WORK INSTRUCTIONS - State only how many lines in the listing contain the string "true".
=-=-=-=-=
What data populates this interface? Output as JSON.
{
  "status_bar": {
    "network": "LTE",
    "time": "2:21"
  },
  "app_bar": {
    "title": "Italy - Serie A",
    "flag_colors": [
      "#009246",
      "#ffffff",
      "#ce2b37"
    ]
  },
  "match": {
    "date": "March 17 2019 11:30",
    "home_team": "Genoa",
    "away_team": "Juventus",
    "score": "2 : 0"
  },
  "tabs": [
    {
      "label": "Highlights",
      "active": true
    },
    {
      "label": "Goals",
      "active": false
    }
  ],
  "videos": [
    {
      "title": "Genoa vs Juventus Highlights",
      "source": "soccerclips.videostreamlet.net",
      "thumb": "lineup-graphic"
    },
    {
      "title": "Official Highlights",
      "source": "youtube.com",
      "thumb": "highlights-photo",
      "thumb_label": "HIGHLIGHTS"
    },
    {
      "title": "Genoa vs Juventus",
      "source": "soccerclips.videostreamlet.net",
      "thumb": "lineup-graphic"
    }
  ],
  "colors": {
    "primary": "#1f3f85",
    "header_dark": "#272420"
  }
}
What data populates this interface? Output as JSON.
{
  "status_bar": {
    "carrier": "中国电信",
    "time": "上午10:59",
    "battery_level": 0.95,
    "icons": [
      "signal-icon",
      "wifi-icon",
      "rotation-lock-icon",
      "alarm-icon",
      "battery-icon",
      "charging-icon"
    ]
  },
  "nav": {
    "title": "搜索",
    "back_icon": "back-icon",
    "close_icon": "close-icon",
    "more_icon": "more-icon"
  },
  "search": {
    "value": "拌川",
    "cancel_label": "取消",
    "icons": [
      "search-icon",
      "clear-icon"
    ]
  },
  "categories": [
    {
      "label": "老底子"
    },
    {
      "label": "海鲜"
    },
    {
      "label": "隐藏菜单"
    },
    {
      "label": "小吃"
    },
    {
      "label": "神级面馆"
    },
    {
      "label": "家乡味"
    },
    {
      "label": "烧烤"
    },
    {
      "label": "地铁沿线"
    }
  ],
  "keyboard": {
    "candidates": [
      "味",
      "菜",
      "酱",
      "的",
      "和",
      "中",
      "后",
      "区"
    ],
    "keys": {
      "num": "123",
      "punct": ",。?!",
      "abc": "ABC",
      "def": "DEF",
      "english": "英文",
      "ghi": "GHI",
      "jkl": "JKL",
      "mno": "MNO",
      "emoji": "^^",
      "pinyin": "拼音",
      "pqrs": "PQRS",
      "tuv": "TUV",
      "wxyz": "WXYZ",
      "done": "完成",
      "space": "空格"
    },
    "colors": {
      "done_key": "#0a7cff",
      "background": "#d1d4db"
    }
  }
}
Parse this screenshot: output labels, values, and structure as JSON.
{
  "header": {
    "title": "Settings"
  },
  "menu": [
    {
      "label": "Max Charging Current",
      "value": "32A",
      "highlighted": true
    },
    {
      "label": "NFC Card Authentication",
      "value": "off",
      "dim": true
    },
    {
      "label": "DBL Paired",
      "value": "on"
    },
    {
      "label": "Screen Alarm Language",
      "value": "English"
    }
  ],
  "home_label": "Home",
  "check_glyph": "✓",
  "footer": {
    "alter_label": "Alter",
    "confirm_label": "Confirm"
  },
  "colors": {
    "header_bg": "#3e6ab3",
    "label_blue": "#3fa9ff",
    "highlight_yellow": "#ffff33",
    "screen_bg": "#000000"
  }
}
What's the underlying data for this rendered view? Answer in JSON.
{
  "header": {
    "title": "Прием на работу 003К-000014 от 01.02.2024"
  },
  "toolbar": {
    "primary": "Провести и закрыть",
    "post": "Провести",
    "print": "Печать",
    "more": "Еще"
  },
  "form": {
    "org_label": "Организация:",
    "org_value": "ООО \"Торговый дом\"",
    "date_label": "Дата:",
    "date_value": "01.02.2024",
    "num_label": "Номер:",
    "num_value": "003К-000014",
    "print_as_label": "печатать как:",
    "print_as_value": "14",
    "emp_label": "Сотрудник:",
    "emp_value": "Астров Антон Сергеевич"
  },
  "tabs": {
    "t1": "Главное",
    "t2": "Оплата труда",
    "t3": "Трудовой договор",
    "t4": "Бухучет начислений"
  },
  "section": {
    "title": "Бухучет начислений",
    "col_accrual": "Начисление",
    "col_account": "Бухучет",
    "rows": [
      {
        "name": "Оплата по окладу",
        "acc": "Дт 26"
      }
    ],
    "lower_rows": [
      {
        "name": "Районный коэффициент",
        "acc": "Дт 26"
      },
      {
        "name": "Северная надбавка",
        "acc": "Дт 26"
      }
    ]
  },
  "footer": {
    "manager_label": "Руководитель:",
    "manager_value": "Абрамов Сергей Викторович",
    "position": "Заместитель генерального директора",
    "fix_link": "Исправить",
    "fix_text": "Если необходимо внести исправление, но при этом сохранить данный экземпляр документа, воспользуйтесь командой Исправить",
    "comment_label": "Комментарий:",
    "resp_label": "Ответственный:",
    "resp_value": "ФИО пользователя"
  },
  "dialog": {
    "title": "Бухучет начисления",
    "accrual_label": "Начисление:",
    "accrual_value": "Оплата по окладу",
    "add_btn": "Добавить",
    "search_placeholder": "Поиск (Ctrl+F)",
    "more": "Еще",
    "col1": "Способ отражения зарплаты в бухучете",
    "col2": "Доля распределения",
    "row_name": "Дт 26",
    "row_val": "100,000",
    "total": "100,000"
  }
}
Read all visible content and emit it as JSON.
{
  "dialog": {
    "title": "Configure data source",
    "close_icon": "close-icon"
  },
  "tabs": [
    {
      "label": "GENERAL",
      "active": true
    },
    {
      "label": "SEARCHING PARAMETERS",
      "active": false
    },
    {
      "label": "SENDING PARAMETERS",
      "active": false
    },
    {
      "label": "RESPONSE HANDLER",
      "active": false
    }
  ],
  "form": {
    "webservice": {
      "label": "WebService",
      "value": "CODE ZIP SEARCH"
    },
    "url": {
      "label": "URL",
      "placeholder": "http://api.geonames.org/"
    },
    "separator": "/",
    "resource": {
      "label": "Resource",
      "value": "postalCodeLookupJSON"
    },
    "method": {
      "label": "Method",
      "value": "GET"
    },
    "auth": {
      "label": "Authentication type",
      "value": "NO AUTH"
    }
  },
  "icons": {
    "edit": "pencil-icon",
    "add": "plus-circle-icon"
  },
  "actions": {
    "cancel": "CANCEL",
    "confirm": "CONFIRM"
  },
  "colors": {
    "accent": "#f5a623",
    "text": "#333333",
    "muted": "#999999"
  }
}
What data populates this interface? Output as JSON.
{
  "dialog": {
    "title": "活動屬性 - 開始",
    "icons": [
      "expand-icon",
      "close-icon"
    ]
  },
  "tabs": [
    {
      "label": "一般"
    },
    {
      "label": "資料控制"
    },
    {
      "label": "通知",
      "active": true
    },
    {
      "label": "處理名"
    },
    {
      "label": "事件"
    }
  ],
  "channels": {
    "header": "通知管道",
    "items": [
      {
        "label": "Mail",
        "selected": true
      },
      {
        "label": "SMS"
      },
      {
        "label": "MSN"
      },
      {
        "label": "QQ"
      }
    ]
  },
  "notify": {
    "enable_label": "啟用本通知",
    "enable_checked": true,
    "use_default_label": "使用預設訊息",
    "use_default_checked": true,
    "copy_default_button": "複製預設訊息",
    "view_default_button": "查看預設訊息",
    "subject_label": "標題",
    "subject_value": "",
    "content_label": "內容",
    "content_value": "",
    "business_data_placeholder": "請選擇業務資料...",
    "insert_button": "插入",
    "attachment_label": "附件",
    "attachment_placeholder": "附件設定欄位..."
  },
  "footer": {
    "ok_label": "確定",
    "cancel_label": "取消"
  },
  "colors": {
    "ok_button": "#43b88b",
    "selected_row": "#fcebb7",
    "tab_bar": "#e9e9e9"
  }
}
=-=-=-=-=
ANSWER AREA - 8